Damages of 144,000 euros which journalist Olga Wornat and the weekly Proceso were yesterday ordered to pay to President Vicente Fox’s wife, Marta Sahagún, were condemned by Reporters Without Borders today as “exorbitant.”
Yesterday’s ruling by judge Carlos Manuel Jiménez Mora of the Mexico City Federal District civil court upheld the amount of damages originally awarded by the same court, which ruled last March that an article by Wornat had attacked the First Lady’s “honour and dignity” and “violated her privacy.”
“The judge’s decision on matters of substance is not in question and it is not our job to dispute the grounds for that decision,” Reporters Without Borders said. “But is it right for the courts to put such an absurdly high value on ‘honour and dignity,’ a notion which by definition is very subjective?”

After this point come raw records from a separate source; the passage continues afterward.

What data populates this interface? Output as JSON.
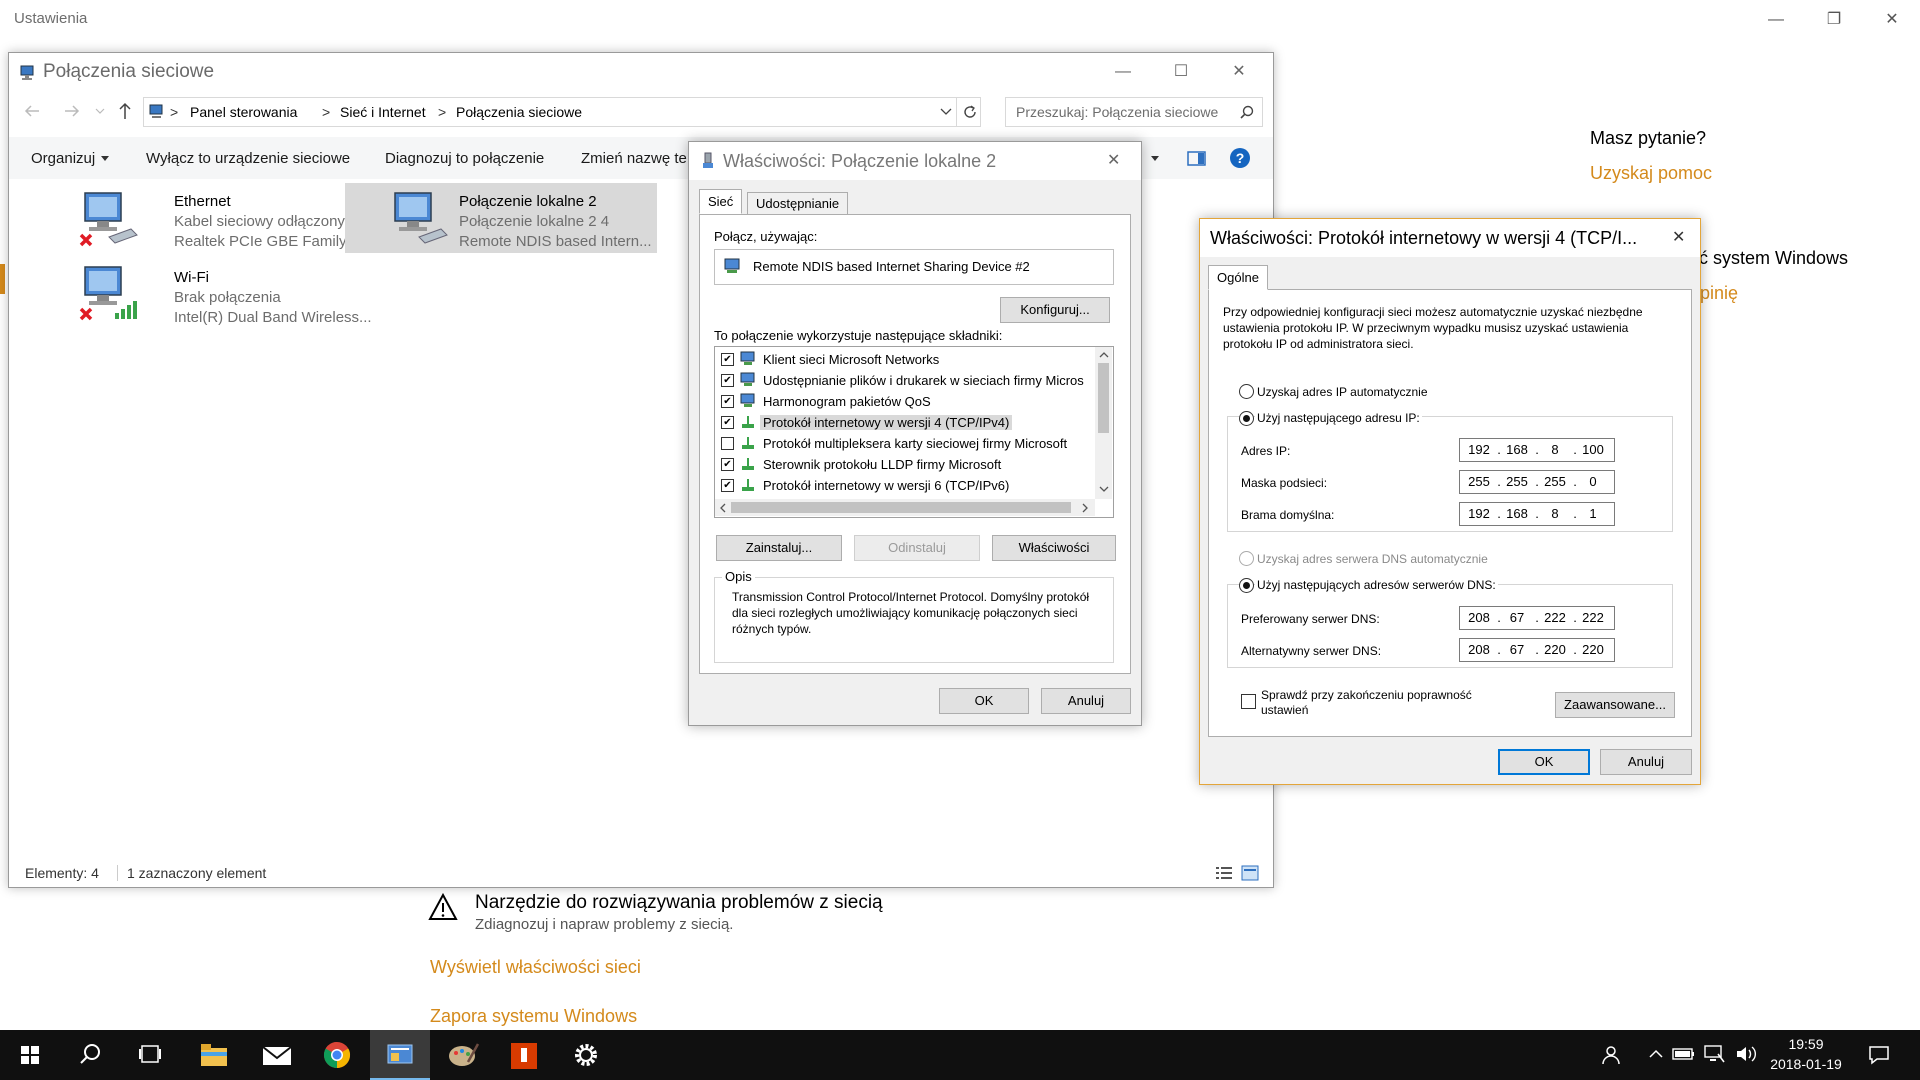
{
  "settings": {
    "title": "Ustawienia",
    "help_question": "Masz pytanie?",
    "help_link": "Uzyskaj pomoc",
    "improve_text": "yć system Windows",
    "feedback_link": "opinię",
    "troubleshoot_title": "Narzędzie do rozwiązywania problemów z siecią",
    "troubleshoot_sub": "Zdiagnozuj i napraw problemy z siecią.",
    "view_props_link": "Wyświetl właściwości sieci",
    "firewall_link": "Zapora systemu Windows",
    "window_controls": {
      "minimize": "—",
      "maximize": "❐",
      "close": "✕"
    }
  },
  "net_window": {
    "title": "Połączenia sieciowe",
    "controls": {
      "minimize": "—",
      "maximize": "☐",
      "close": "✕"
    },
    "breadcrumb": [
      "Panel sterowania",
      "Sieć i Internet",
      "Połączenia sieciowe"
    ],
    "breadcrumb_sep": ">",
    "search_placeholder": "Przeszukaj: Połączenia sieciowe",
    "toolbar": {
      "organize": "Organizuj",
      "disable": "Wyłącz to urządzenie sieciowe",
      "diagnose": "Diagnozuj to połączenie",
      "rename": "Zmień nazwę te"
    },
    "connections": [
      {
        "name": "Ethernet",
        "status": "Kabel sieciowy odłączony",
        "device": "Realtek PCIe GBE Family Co..."
      },
      {
        "name": "Połączenie lokalne 2",
        "status": "Połączenie lokalne 2  4",
        "device": "Remote NDIS based Intern..."
      },
      {
        "name": "Wi-Fi",
        "status": "Brak połączenia",
        "device": "Intel(R) Dual Band Wireless..."
      }
    ],
    "status": {
      "count": "Elementy: 4",
      "selected": "1 zaznaczony element"
    }
  },
  "local_props": {
    "title": "Właściwości: Połączenie lokalne 2",
    "close": "✕",
    "tabs": [
      "Sieć",
      "Udostępnianie"
    ],
    "connect_using_label": "Połącz, używając:",
    "device": "Remote NDIS based Internet Sharing Device #2",
    "configure_btn": "Konfiguruj...",
    "components_label": "To połączenie wykorzystuje następujące składniki:",
    "components": [
      {
        "label": "Klient sieci Microsoft Networks",
        "checked": true
      },
      {
        "label": "Udostępnianie plików i drukarek w sieciach firmy Micros",
        "checked": true
      },
      {
        "label": "Harmonogram pakietów QoS",
        "checked": true
      },
      {
        "label": "Protokół internetowy w wersji 4 (TCP/IPv4)",
        "checked": true
      },
      {
        "label": "Protokół multipleksera karty sieciowej firmy Microsoft",
        "checked": false
      },
      {
        "label": "Sterownik protokołu LLDP firmy Microsoft",
        "checked": true
      },
      {
        "label": "Protokół internetowy w wersji 6 (TCP/IPv6)",
        "checked": true
      }
    ],
    "install_btn": "Zainstaluj...",
    "uninstall_btn": "Odinstaluj",
    "properties_btn": "Właściwości",
    "description_title": "Opis",
    "description": "Transmission Control Protocol/Internet Protocol. Domyślny protokół dla sieci rozległych umożliwiający komunikację połączonych sieci różnych typów.",
    "ok_btn": "OK",
    "cancel_btn": "Anuluj",
    "check_mark": "✔"
  },
  "ipv4": {
    "title": "Właściwości: Protokół internetowy w wersji 4 (TCP/I...",
    "close": "✕",
    "tab": "Ogólne",
    "intro": "Przy odpowiedniej konfiguracji sieci możesz automatycznie uzyskać niezbędne ustawienia protokołu IP. W przeciwnym wypadku musisz uzyskać ustawienia protokołu IP od administratora sieci.",
    "auto_ip": "Uzyskaj adres IP automatycznie",
    "manual_ip": "Użyj następującego adresu IP:",
    "ip_label": "Adres IP:",
    "mask_label": "Maska podsieci:",
    "gateway_label": "Brama domyślna:",
    "ip": [
      "192",
      "168",
      "8",
      "100"
    ],
    "mask": [
      "255",
      "255",
      "255",
      "0"
    ],
    "gateway": [
      "192",
      "168",
      "8",
      "1"
    ],
    "auto_dns": "Uzyskaj adres serwera DNS automatycznie",
    "manual_dns": "Użyj następujących adresów serwerów DNS:",
    "pref_dns_label": "Preferowany serwer DNS:",
    "alt_dns_label": "Alternatywny serwer DNS:",
    "pref_dns": [
      "208",
      "67",
      "222",
      "222"
    ],
    "alt_dns": [
      "208",
      "67",
      "220",
      "220"
    ],
    "validate_label": "Sprawdź przy zakończeniu poprawność ustawień",
    "advanced_btn": "Zaawansowane...",
    "ok_btn": "OK",
    "cancel_btn": "Anuluj",
    "dot": "."
  },
  "taskbar": {
    "time": "19:59",
    "date": "2018-01-19"
  },
  "colors": {
    "accent": "#d48a1c",
    "selection": "#d9d9d9",
    "focus": "#0078d7"
  }
}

The press freedom organisation added: “We think the damages award is exorbitant in relation to the harm done and would undoubtedly not have been so high if the plaintiff were not Mexico’s First Lady. We nonetheless hope this judgment will put an end to the legal battle that has dragged on for more than a year between the Sahagún family and Olga Wornat.”
Wornat has written two controversial books about the Sahagún family - “La Jefa,” published in 2003, and “Crónicas Malditas,” published last year. It was an extract from the second book which Proceso published on 28 April 2005 under the headline, “Story of a suspicious annulment.” Dealing with the Vatican’s annulment of Marta Sahagún’s first marriage, it also referred to aspects of her sex life.
The First Lady immediately sued Wornat. Another lawsuit was soon also brought by her son, Manuel Bribiesca, who was alleged in “Crónicas Malditas” to have used his family ties for personal enrichment. Placed under house arrest in a Mexico City hotel from 6 May to 17 June last year, Wornat received death threats which prompted her to file her own lawsuit.
The Federal District civil court found Wornat and Proceso guilty on 26 March of this year, and ordered them on 2 May to pay the damages demanded by Sahagún. The Federal District high court of justice subsequently quashed the damages award at the request of Wornat’s lawyers. After the Sahagún family appealed, the high court overturned its own decision on 20 September, confirming the original 26 March ruling.
In yesterday’s decision, Judge Jiménez confirmed the original sentence, which is that Wornat and Proceso should pay 144,000 in damages and publish the text of the court’s sentence in the magazine.
The outcry sparked by Wornat’s allegations about the financial practices of Bribiesca and his brother José meanwhile prompted the federal chamber of deputies to set up an commission to investigate the claims in May.